That's because French butters are so different from the butter we are used to. It takes a bit of training to get to know the choices in French butter and to learn about the butters that have their own AOC.
Butter is the main cooking ingredient for most of France until you get to Provence, and is used for baking, to slather on a baguette, to sauté foods, and in many sauces.
Our French friends take their butter seriously — from unsalted to slightly salted with sea salt, to special butter just for baking. Most of the best French butter hails from Normandy, where cows roam and feed in grassy fields.
In this excerpt from our book, we reveal the details of this most loved and famous French food —
Butter is the not-so-secret ingredient of French cooking. The biggest difference between French butter and most others is its higher butterfat content. Yes, that's right, French butter has more fat and that's why it tastes better! And, of course, butter in France has an AOC, Appellation d'Origine Controlee. Two of them.
Perhaps the most famous AOC butter is from Isigny-sur-Mer on the northwest coast of France, at the D-Day beaches. Isigny is also famous for its Mimolette and Camembert cheeses.
According to the Isigny Sainte-Mère Dairy Co-operative, producer of the butter, "It is yellow like buttercups, with a faint taste of hazelnuts. Our terroir has the advantage of a mild, damp climate, is near to the sea and enjoys the benefits of the Bessin and Cotentin marshes. The cows which graze there feed on grass rich in iodine, beta carotene and trace elements. It is impossible to confuse with any other butter."

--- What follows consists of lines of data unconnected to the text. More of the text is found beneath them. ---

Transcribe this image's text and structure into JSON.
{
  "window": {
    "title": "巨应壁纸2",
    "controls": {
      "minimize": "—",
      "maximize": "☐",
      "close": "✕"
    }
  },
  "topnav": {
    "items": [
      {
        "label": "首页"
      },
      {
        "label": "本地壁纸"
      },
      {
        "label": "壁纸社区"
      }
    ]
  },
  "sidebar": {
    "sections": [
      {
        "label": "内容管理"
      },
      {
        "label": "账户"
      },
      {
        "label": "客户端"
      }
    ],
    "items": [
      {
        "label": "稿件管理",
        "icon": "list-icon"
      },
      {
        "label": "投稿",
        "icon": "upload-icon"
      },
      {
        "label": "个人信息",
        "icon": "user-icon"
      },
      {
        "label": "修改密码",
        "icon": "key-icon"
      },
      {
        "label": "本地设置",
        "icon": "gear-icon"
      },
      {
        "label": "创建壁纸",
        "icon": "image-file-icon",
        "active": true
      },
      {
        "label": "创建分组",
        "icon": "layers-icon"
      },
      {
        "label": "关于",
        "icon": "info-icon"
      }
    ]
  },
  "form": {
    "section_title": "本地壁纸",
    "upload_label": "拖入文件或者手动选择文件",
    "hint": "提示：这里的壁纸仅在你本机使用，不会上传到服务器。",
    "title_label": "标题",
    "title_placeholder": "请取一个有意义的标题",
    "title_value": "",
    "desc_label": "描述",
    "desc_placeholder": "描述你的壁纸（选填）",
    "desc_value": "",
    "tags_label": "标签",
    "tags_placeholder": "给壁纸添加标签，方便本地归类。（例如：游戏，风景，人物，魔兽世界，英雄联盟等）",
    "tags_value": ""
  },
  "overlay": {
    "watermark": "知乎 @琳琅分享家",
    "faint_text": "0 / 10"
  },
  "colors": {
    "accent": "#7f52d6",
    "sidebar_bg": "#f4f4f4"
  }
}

This is what I love — poetry and produce.
Butter made from fresh or cultured unpasteurized milk is called beurre cru, raw cream butter. Beurre cru has a clean, creamy flavour.
At eight kilograms per person, the French are, hands down, the biggest butter eaters in the world. On a trip to a French supermarket you might find a dozen brands with varieties including unsalted, lightly salted, fully salted; beurre pasteurisé, made with pasteurized cream; and artisanal butter made on the dairy farm from raw cream. For bakeries there's beurre pâtissier, with an even higher fat content, 99.8% ! It's no wonder French croissants taste so good.